Post Traumatic Stress Disorder (PTSD) and Trauma

For most, the evolution of emotional problems begins in the early developmental years and gradually progresses to compromise life in significant ways.

But there are incidents that occur which are so profound, so disastrous, and so catastrophic that the events overwhelm every internal system. The consequence is the shattering of the internal sense of self as well as the self-regulating physiological systems. Trauma is an event outside normal human experience. Traumaleaves you feeling powerless, helpless, paralyzed and confused. Trauma is sudden and overwhelming.  It owns you.

Visualize a drop of mercury falling to the floor and fracturing into a thousand tiny beads, and you will have an idea of the impact of a catastrophic event upon the self. It is shattering. It is horrific. It is life altering. The skills that make us human are fragmented–our capacity to trust, to love, to relate, to tolerate being in our own skin and, most importantly, to feel safe.

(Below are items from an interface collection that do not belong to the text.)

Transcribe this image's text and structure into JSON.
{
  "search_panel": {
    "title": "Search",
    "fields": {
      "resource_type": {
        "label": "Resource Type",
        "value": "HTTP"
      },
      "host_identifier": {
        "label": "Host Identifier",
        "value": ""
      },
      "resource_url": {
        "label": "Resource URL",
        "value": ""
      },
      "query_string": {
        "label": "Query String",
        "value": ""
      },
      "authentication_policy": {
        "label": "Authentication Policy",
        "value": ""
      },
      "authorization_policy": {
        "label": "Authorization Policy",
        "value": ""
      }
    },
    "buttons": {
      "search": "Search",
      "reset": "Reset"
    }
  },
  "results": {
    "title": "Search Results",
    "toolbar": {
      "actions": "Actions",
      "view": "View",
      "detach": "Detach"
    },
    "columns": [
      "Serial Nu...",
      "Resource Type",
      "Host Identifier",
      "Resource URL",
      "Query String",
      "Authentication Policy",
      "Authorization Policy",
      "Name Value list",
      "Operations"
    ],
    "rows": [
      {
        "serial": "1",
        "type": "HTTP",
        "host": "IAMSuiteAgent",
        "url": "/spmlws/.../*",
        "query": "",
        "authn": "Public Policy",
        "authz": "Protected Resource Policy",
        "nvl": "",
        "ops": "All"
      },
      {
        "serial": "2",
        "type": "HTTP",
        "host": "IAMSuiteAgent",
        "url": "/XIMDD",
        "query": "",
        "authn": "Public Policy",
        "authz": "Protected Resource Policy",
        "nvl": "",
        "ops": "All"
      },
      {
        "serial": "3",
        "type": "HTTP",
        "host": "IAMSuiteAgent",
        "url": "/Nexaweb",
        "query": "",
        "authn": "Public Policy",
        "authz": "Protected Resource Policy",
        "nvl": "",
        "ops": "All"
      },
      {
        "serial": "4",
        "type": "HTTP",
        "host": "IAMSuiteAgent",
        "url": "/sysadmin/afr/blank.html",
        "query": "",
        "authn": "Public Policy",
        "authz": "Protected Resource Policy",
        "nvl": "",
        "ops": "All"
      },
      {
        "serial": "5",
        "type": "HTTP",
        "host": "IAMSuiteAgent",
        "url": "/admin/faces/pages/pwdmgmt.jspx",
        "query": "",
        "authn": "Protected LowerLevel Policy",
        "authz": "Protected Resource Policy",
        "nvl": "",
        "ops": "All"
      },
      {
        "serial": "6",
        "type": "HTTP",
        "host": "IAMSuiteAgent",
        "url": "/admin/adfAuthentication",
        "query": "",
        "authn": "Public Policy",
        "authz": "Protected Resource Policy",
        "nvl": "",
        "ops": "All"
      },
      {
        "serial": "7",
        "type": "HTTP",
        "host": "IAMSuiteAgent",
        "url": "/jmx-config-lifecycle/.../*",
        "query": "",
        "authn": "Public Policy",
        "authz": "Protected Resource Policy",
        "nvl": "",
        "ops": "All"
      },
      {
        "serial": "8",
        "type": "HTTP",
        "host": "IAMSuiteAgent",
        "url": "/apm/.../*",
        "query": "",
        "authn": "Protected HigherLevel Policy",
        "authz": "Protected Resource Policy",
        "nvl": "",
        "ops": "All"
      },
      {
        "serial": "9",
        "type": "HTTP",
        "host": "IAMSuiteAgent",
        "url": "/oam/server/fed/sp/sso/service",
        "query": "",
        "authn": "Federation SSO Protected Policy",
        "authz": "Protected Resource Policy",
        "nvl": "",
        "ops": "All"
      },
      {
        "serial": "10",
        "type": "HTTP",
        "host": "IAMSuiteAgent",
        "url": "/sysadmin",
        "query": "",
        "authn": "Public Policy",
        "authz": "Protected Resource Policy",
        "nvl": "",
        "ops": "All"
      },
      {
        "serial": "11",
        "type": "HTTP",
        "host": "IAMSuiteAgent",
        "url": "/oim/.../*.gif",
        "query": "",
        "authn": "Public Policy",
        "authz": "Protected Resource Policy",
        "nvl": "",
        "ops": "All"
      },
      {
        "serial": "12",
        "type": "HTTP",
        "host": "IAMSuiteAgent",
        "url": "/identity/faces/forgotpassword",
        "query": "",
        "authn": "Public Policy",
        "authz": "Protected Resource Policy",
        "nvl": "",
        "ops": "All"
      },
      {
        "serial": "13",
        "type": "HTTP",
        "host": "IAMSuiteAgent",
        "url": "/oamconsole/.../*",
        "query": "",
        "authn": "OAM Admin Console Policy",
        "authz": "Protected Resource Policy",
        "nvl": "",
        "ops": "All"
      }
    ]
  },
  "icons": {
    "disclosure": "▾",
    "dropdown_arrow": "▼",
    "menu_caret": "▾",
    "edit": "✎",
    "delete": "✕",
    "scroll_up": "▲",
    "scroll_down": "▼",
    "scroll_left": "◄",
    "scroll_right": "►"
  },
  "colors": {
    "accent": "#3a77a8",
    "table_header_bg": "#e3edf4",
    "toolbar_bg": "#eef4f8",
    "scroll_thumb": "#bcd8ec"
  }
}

Emotions once experienced and modulated are unavailable, out of control and even foreign. Pleasures once enjoyed are no longer of interest; goals once sought are lost, and the desire for closeness is replaced with a need for distance and detachment.

These effects may be lifelong. We are never able to return to the self we were prior to the trauma. We must adapt to the change.

Symptoms of psychological trauma include a state of autonomic hyperarousal with hypervigilance, an enhanced startle reaction and insomnia. Anxiety and depression are common, and suicidal ideation is often present. Excessive use of alcohol or drugs may be a complicating factor.

PTSD may involve episodes of repeated reliving of the trauma in intrusive memories (flashbacks) or dreams. These may occur against the persisting background of a sense of numbness and emotional blunting, detachment from other people, unresponsiveness to surroundings, inability to experience pleasure, and avoidance of activities and situations reminiscent of the trauma. Commonly there is fear and avoidance of cues that remind the sufferer of the original trauma.

Anyone who has gone through a life threatening event can develop PTSD. These events can include:

  • combat or military exposure
  • childhood sexual or physical abuse
  • terrorist attacks
  • sexual or physical assault
  • serious accidents, such as a car wreck
  • natural disasters, such as a fire, tornado, hurricane, flood or earthquake

From my tour of duty in the United States Marine Corps to my thirty five years of clinical experience, I have seen trauma occur, and I have treated the consequence of trauma. I do not find the standard recommended courses of treatment for PTSD & Trauma to be effective, that is, cognitive-behavior therapy and/or utilization of one of the SSRI drugs. Both are superficial approaches to treating the disorganized self.

The therapeutic work with those suffering from PTSD or other effects of trauma is long and difficult. With a seasoned therapist, psychotherapy can enable the patient to rebuild the self, and to live and love once again.